The next problem was how to implement it. We originally considered the whole resume, but it required too much searching to be really effective. And you don't want someone poring over two whole pages of text, especially when the altered word could look like you didn't edit your resume properly before submission. So we decided to limit it to the "Hobbies and activities" section, which is pretty appropriate when you come right down to it.
The next step split the keyword into four pairs. The first two letters were one pair, the second two letters the next pair, and so on. We didn't want a jumble of letters - we hate trial and error puzzles. The solution should be obvious once you make the connection. It also meant we only had to indicate a single position for each pair of swapped letters.
Then we had to find the words that had the relevant letters. Surprisingly, we didn't have to change too much in the wording - all the words we needed were already there, one in each bullet point. That was a lucky break! We also had to number each pair, and originally had Roman numerals (1, 2, 3) instead of words (one, two, three) until pyko pointed out that it was way too obvious with the numerals.
We did have to reword a bit to fit in the numbers to indicate the ordering of the pairs. Initially, we replaced the word "two" (in the languages bullet point) with "three" to fit the third pair, even though there were only two languages. Our excuse was that the person reading the resume would know something was wrong and look at the numbers more closely. Then we discovered that we could swap the second pair of letters in the languages bullet point, and that was perfect. Number four was a lucky coincidence, and we had to do some rewording for numbers one and three (I do read more than three genres, and not very much non-fiction!).
The other aspect was the order of the swapped letters. We realised after we'd started implementing the puzzle that the swapped letters always had to be in the same order. Either the swapped order was the answer order for the pair, or the original, correctly-spelled order was the answer order for the pair. Mainly because we had trouble finding words to fit the correctly-spelled order, we opted for the swapped order. But I do think it works better that way, as you don't need to do an additional swap in your head.

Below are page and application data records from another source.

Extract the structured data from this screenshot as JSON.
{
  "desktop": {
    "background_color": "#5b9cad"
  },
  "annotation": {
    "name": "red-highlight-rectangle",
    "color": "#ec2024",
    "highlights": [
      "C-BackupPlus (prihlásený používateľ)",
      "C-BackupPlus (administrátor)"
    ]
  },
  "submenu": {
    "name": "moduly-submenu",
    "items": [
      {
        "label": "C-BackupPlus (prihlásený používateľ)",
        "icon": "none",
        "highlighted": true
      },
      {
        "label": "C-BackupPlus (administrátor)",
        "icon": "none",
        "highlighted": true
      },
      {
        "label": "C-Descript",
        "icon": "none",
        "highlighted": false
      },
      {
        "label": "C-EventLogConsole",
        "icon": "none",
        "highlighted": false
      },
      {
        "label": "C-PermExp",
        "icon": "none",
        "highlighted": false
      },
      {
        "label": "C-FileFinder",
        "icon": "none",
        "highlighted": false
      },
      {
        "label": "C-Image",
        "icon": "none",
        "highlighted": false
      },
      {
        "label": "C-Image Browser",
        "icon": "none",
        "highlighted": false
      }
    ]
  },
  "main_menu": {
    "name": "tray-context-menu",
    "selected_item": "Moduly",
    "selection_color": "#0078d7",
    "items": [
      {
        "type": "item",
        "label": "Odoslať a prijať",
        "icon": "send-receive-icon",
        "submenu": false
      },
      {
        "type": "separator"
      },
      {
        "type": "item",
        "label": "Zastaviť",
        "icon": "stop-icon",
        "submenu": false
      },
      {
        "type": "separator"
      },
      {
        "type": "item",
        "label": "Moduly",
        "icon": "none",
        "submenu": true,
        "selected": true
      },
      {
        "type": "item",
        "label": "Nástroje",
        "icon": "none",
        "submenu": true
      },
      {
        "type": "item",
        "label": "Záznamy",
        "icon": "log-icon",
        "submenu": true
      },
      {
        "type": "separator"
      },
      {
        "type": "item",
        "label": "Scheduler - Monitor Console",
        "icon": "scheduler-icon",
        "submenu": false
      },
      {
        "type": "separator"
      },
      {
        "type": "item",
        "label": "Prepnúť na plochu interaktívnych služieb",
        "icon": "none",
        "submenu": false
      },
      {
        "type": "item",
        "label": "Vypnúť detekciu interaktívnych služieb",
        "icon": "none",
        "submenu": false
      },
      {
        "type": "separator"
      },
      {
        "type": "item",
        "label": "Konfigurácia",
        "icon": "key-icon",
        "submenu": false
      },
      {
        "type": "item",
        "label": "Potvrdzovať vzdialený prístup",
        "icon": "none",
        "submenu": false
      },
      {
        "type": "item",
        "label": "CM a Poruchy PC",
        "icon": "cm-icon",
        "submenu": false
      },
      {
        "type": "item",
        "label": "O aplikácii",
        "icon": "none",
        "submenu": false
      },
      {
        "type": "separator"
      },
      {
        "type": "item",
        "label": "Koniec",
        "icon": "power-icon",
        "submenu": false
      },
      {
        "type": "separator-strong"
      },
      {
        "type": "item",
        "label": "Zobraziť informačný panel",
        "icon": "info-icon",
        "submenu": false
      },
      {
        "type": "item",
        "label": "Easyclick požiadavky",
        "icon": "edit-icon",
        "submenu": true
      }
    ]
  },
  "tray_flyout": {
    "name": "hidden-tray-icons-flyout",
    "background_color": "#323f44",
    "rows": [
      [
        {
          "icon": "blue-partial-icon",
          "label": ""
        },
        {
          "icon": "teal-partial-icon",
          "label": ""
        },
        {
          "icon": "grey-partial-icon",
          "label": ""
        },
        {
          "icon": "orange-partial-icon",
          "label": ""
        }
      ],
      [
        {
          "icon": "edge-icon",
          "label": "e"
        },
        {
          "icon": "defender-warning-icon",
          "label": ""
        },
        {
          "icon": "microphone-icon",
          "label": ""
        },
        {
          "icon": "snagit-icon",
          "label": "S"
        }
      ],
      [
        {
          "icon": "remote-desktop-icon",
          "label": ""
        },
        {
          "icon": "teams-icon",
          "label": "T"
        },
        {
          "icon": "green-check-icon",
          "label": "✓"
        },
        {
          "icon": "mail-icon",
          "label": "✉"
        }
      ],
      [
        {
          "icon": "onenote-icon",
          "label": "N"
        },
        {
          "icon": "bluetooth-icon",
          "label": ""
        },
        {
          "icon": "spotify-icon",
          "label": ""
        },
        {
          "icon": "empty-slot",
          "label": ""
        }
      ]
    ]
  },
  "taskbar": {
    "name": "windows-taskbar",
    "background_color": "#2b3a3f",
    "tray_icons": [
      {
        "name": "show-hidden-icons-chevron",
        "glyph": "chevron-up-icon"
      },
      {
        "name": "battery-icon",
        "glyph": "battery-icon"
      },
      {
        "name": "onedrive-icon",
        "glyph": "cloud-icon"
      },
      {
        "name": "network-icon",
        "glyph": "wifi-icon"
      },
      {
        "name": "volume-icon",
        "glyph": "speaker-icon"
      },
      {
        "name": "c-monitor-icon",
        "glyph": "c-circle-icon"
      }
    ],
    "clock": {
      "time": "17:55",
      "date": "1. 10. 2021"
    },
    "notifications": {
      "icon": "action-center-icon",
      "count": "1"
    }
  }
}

Finally, we had to make it obvious there was a puzzle in there. Signposting for a puzzle is super important when you're not trying to do something like a hidden ARG or easter egg, and even more important when you're misspelling words in a professional document! So we put the final bullet point in to clearly tell the reader that there was, in fact, a puzzle here and what they needed to find. Also, because the keyword could be anything, we initially put some nearly invisible text that said "Find the teaword!" and overlaid the word "tea" over the "key" half of "keyword" in the final bullet point.
You won't see either of those here, because pyko came up with an even better idea the next morning - "Hobbies and activiteas". It was brilliant, perfect, and I wish I'd sent that version of the resume out. But time was of the essence, and you live and learn!
So there you go. This is how pyko and I approached puzzle design. We're still amateurs, I don't think that needs to be said, but it's a fascinating process nonetheless. And a lot of fun!
Did you get the eight-letter keyword?